The Murky Origins Of Strawberry Shortcake

One of the most iconic entries in the American dessert lexicon, strawberry shortcake is a simple go-to for a relatively light, sweet-but-not-too-sweet, dependable dessert that always does the trick. At its core, it's a pretty simple dish: cakes or biscuits, fresh strawberries, and whipped cream. It's rarely gussied up and doesn't need much beyond its simplest components to be a wonderful treat. But how did it come about? Are there other variations? 

According to KCET, Native Americans made an iteration of shortcake in pre-colonial North America, mixing berries and cornmeal and baking them into a bread-like dessert. Global Kitchen Travels claims that later in 1588, an English cookbook boasted of a strawberry shortcake recipe that uses more of a scone-like base rather than a shortcake or cake. Another early-on encounter is outlined by Alan Davidson in "The Oxford Companion to Food" where he explains Shakespeare actually brought attention to a progenitor of the desserts in "The Merry Wives of Windsor" with a character named Alice Shortcake.

The earliest references and adaptations of shortcake

Despite those earlier references, the origins of this sweet treat are still debated and have evolved over time. For instance, strawberry shortcake is said to have originated in the mid-1800s, per LoveToKnow, and was mentioned in the 1847 cookbook "Miss Leslie's Ladies New Receipt Book", when it was called merely "strawberry cake." The Chicago Tribune also details an occurrence of the term in Washington Irving's "The Legend of Sleepy Hollow," published in 1820 where he writes about "sweet cakes and short cakes." While some modern versions use more of a cake-y element, traditional ones were made with flaky, crumbly shortcakes, which are more akin to biscuits. 

Originally, the dish was a sweet sandwich, with shortbread replacing the bread and mashed strawberries as the filling. It can also contain icing, frosting, whipped cream, or powdered sugar. Some other variated terms of the shortcake are "sponge cake, angel food, or even puff pastry" (via LovetoKnow). Often enjoyed in warmer climates, the light dessert is a standby that has ended many meals on a sweet note.

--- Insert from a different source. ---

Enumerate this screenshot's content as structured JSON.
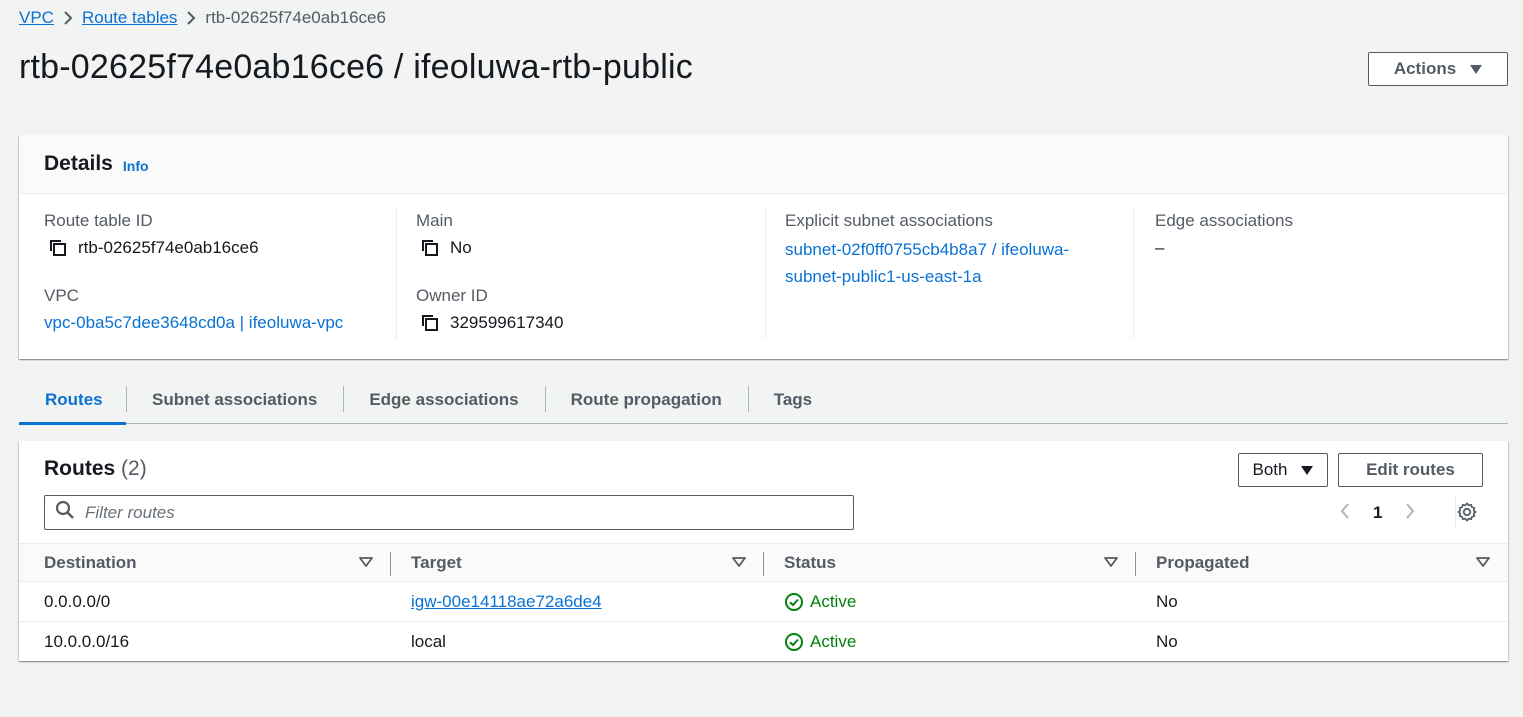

The sweet tradition of strawberry shortcake

The Chicago Tribune highlights that while other fruit-centric shortcake recipes were attempted, nothing seemed to catch on with the same ferocity as the strawberry. While some may like to dispute whether it should be made with a biscuit or cake, the lines are blurred — and that's okay. The shortcake aspect is very much a matter of taste, and sometimes there's a geographic connection. For example, it's stated that Northern American cooks typically use sweetened biscuits, while Southerners create more cake-forward recipes.

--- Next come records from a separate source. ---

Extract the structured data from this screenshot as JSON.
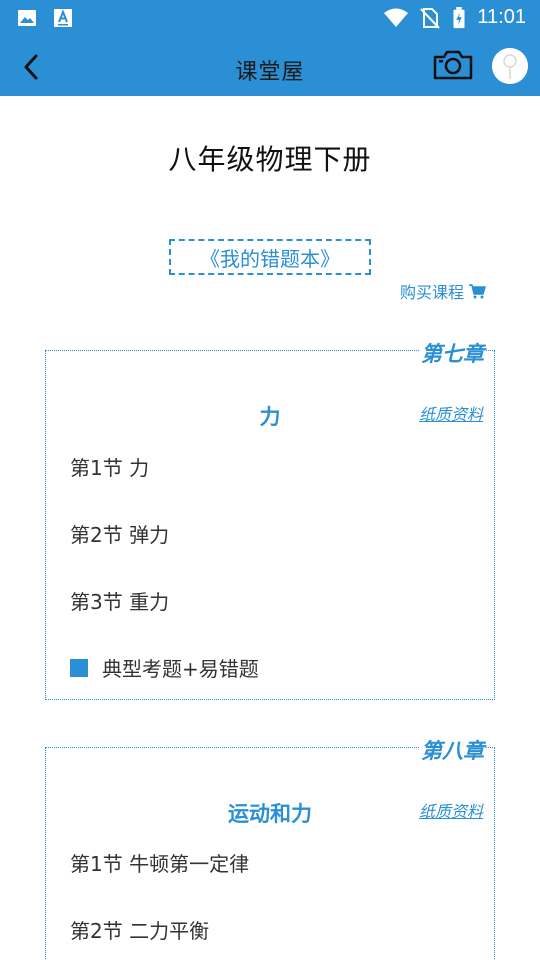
{
  "status_bar": {
    "time": "11:01",
    "left_icons": [
      "gallery-icon",
      "font-app-icon"
    ],
    "right_icons": [
      "wifi-icon",
      "no-sim-icon",
      "battery-charging-icon"
    ]
  },
  "app_bar": {
    "title": "课堂屋",
    "back_icon": "chevron-left-icon",
    "camera_icon": "camera-icon",
    "avatar_icon": "avatar-icon"
  },
  "book": {
    "title": "八年级物理下册",
    "mistake_book_label": "《我的错题本》",
    "buy_label": "购买课程",
    "buy_icon": "cart-icon"
  },
  "chapters": [
    {
      "tag": "第七章",
      "title": "力",
      "paper_label": "纸质资料",
      "sections": [
        "第1节 力",
        "第2节 弹力",
        "第3节 重力"
      ],
      "typical_label": "典型考题+易错题"
    },
    {
      "tag": "第八章",
      "title": "运动和力",
      "paper_label": "纸质资料",
      "sections": [
        "第1节 牛顿第一定律",
        "第2节 二力平衡"
      ]
    }
  ],
  "colors": {
    "accent": "#2a8fd4",
    "background": "#ffffff",
    "text": "#333333"
  }
}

There is nothing froufrou or hoity-toity about strawberry shortcakes, and that simplicity is one reason for its long-running popularity. While full-size cakes can be called a "strawberry shortcake" just as you would call a classic, single serving, the flavor and approach remains the same. You probably have the bulk of what you need in your pantry as we speak, especially with this recipe that calls for only five ingredients. Strawberries, biscuits, sugar, vanilla extract, and a mountain of whipped cream — it's hard to beat.